*WHAT IS REQUIRED*
Please retype all of the data below, word for word.

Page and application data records
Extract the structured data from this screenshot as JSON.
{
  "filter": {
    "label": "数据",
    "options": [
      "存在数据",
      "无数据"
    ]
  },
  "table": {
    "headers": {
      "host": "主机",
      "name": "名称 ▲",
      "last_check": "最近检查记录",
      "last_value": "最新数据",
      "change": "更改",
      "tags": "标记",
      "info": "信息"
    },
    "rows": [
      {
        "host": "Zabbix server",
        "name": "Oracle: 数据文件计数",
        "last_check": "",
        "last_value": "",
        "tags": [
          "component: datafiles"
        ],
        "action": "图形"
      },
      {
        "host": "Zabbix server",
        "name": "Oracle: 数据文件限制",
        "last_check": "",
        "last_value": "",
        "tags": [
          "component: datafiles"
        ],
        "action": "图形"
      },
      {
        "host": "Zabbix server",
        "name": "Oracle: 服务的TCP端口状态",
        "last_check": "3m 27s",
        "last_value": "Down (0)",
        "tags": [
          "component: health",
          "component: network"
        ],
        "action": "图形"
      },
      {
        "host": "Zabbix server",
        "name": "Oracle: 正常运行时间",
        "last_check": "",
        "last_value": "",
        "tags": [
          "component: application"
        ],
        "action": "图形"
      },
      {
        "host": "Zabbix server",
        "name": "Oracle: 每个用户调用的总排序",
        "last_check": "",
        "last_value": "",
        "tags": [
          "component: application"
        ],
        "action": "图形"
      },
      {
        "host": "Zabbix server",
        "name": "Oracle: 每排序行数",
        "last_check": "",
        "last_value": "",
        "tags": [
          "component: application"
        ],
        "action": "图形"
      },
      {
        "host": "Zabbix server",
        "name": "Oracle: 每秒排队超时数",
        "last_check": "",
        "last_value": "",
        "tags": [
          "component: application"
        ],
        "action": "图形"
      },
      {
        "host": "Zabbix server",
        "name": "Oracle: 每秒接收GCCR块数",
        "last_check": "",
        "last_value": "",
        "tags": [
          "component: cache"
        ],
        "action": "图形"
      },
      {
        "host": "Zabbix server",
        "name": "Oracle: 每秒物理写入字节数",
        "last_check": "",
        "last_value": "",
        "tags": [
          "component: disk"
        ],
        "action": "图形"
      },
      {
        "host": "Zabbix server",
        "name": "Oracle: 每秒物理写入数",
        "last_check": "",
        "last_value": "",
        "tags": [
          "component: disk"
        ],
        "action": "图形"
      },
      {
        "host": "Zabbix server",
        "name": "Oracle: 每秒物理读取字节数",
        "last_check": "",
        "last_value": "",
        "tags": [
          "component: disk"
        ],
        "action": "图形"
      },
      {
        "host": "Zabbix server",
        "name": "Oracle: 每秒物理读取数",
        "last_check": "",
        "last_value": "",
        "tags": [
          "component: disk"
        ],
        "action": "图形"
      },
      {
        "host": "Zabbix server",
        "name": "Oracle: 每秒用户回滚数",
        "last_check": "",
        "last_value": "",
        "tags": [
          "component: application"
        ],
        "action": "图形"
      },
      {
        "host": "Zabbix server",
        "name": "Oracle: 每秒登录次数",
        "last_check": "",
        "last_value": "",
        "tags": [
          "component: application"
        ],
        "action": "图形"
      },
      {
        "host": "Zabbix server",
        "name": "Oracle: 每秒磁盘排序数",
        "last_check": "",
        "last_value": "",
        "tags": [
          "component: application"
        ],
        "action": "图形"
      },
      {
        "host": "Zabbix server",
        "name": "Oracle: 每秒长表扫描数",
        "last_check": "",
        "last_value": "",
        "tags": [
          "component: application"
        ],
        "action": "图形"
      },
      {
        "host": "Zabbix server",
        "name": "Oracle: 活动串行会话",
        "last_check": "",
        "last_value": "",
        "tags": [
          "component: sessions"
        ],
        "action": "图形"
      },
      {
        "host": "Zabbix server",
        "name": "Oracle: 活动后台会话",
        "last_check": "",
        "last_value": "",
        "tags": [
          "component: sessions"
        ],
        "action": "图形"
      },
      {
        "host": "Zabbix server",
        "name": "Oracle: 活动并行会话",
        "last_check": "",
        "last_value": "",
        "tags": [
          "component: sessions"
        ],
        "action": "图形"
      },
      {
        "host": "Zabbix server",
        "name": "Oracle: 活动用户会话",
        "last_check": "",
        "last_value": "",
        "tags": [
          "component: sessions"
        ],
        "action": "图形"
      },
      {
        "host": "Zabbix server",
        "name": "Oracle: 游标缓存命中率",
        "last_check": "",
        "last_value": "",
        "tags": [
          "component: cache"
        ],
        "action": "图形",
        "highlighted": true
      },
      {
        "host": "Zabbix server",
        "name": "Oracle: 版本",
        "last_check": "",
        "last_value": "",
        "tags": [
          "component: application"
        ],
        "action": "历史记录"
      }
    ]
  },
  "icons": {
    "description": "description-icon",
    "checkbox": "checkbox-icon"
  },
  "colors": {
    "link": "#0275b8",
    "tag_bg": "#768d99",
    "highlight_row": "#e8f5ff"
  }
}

*RESULT OF THIS TASK*
Extract the structured data from this screenshot as JSON.
{
  "filter": {
    "label": "数据",
    "options": [
      "存在数据",
      "无数据"
    ]
  },
  "table": {
    "headers": {
      "host": "主机",
      "name": "名称 ▲",
      "last_check": "最近检查记录",
      "last_value": "最新数据",
      "change": "更改",
      "tags": "标记",
      "info": "信息"
    },
    "rows": [
      {
        "host": "Zabbix server",
        "name": "Oracle: 数据文件计数",
        "last_check": "",
        "last_value": "",
        "tags": [
          "component: datafiles"
        ],
        "action": "图形"
      },
      {
        "host": "Zabbix server",
        "name": "Oracle: 数据文件限制",
        "last_check": "",
        "last_value": "",
        "tags": [
          "component: datafiles"
        ],
        "action": "图形"
      },
      {
        "host": "Zabbix server",
        "name": "Oracle: 服务的TCP端口状态",
        "last_check": "3m 27s",
        "last_value": "Down (0)",
        "tags": [
          "component: health",
          "component: network"
        ],
        "action": "图形"
      },
      {
        "host": "Zabbix server",
        "name": "Oracle: 正常运行时间",
        "last_check": "",
        "last_value": "",
        "tags": [
          "component: application"
        ],
        "action": "图形"
      },
      {
        "host": "Zabbix server",
        "name": "Oracle: 每个用户调用的总排序",
        "last_check": "",
        "last_value": "",
        "tags": [
          "component: application"
        ],
        "action": "图形"
      },
      {
        "host": "Zabbix server",
        "name": "Oracle: 每排序行数",
        "last_check": "",
        "last_value": "",
        "tags": [
          "component: application"
        ],
        "action": "图形"
      },
      {
        "host": "Zabbix server",
        "name": "Oracle: 每秒排队超时数",
        "last_check": "",
        "last_value": "",
        "tags": [
          "component: application"
        ],
        "action": "图形"
      },
      {
        "host": "Zabbix server",
        "name": "Oracle: 每秒接收GCCR块数",
        "last_check": "",
        "last_value": "",
        "tags": [
          "component: cache"
        ],
        "action": "图形"
      },
      {
        "host": "Zabbix server",
        "name": "Oracle: 每秒物理写入字节数",
        "last_check": "",
        "last_value": "",
        "tags": [
          "component: disk"
        ],
        "action": "图形"
      },
      {
        "host": "Zabbix server",
        "name": "Oracle: 每秒物理写入数",
        "last_check": "",
        "last_value": "",
        "tags": [
          "component: disk"
        ],
        "action": "图形"
      },
      {
        "host": "Zabbix server",
        "name": "Oracle: 每秒物理读取字节数",
        "last_check": "",
        "last_value": "",
        "tags": [
          "component: disk"
        ],
        "action": "图形"
      },
      {
        "host": "Zabbix server",
        "name": "Oracle: 每秒物理读取数",
        "last_check": "",
        "last_value": "",
        "tags": [
          "component: disk"
        ],
        "action": "图形"
      },
      {
        "host": "Zabbix server",
        "name": "Oracle: 每秒用户回滚数",
        "last_check": "",
        "last_value": "",
        "tags": [
          "component: application"
        ],
        "action": "图形"
      },
      {
        "host": "Zabbix server",
        "name": "Oracle: 每秒登录次数",
        "last_check": "",
        "last_value": "",
        "tags": [
          "component: application"
        ],
        "action": "图形"
      },
      {
        "host": "Zabbix server",
        "name": "Oracle: 每秒磁盘排序数",
        "last_check": "",
        "last_value": "",
        "tags": [
          "component: application"
        ],
        "action": "图形"
      },
      {
        "host": "Zabbix server",
        "name": "Oracle: 每秒长表扫描数",
        "last_check": "",
        "last_value": "",
        "tags": [
          "component: application"
        ],
        "action": "图形"
      },
      {
        "host": "Zabbix server",
        "name": "Oracle: 活动串行会话",
        "last_check": "",
        "last_value": "",
        "tags": [
          "component: sessions"
        ],
        "action": "图形"
      },
      {
        "host": "Zabbix server",
        "name": "Oracle: 活动后台会话",
        "last_check": "",
        "last_value": "",
        "tags": [
          "component: sessions"
        ],
        "action": "图形"
      },
      {
        "host": "Zabbix server",
        "name": "Oracle: 活动并行会话",
        "last_check": "",
        "last_value": "",
        "tags": [
          "component: sessions"
        ],
        "action": "图形"
      },
      {
        "host": "Zabbix server",
        "name": "Oracle: 活动用户会话",
        "last_check": "",
        "last_value": "",
        "tags": [
          "component: sessions"
        ],
        "action": "图形"
      },
      {
        "host": "Zabbix server",
        "name": "Oracle: 游标缓存命中率",
        "last_check": "",
        "last_value": "",
        "tags": [
          "component: cache"
        ],
        "action": "图形",
        "highlighted": true
      },
      {
        "host": "Zabbix server",
        "name": "Oracle: 版本",
        "last_check": "",
        "last_value": "",
        "tags": [
          "component: application"
        ],
        "action": "历史记录"
      }
    ]
  },
  "icons": {
    "description": "description-icon",
    "checkbox": "checkbox-icon"
  },
  "colors": {
    "link": "#0275b8",
    "tag_bg": "#768d99",
    "highlight_row": "#e8f5ff"
  }
}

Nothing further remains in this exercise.